What is being asked
The response must match the data below exactly, line for line.

Extracted material

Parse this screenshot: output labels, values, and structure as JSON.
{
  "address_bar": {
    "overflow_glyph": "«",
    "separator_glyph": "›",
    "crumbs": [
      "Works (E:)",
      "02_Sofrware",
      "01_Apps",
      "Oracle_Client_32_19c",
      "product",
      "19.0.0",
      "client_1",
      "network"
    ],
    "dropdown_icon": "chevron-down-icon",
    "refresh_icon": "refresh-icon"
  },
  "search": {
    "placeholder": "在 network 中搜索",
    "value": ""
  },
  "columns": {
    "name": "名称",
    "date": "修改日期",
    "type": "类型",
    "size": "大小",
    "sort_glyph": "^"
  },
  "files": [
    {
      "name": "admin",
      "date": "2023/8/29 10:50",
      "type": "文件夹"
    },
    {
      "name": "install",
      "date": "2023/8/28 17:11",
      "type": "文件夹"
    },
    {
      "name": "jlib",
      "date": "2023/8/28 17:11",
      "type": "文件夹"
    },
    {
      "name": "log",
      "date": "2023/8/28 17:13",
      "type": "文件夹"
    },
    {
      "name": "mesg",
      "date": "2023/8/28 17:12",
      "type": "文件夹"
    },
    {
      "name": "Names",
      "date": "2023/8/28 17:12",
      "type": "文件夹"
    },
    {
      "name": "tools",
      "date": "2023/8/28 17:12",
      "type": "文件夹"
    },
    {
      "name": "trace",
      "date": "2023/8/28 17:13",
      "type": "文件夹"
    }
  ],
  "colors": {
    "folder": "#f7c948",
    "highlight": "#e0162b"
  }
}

Task output
Parse this screenshot: output labels, values, and structure as JSON.
{
  "address_bar": {
    "overflow_glyph": "«",
    "separator_glyph": "›",
    "crumbs": [
      "Works (E:)",
      "02_Sofrware",
      "01_Apps",
      "Oracle_Client_32_19c",
      "product",
      "19.0.0",
      "client_1",
      "network"
    ],
    "dropdown_icon": "chevron-down-icon",
    "refresh_icon": "refresh-icon"
  },
  "search": {
    "placeholder": "在 network 中搜索",
    "value": ""
  },
  "columns": {
    "name": "名称",
    "date": "修改日期",
    "type": "类型",
    "size": "大小",
    "sort_glyph": "^"
  },
  "files": [
    {
      "name": "admin",
      "date": "2023/8/29 10:50",
      "type": "文件夹"
    },
    {
      "name": "install",
      "date": "2023/8/28 17:11",
      "type": "文件夹"
    },
    {
      "name": "jlib",
      "date": "2023/8/28 17:11",
      "type": "文件夹"
    },
    {
      "name": "log",
      "date": "2023/8/28 17:13",
      "type": "文件夹"
    },
    {
      "name": "mesg",
      "date": "2023/8/28 17:12",
      "type": "文件夹"
    },
    {
      "name": "Names",
      "date": "2023/8/28 17:12",
      "type": "文件夹"
    },
    {
      "name": "tools",
      "date": "2023/8/28 17:12",
      "type": "文件夹"
    },
    {
      "name": "trace",
      "date": "2023/8/28 17:13",
      "type": "文件夹"
    }
  ],
  "colors": {
    "folder": "#f7c948",
    "highlight": "#e0162b"
  }
}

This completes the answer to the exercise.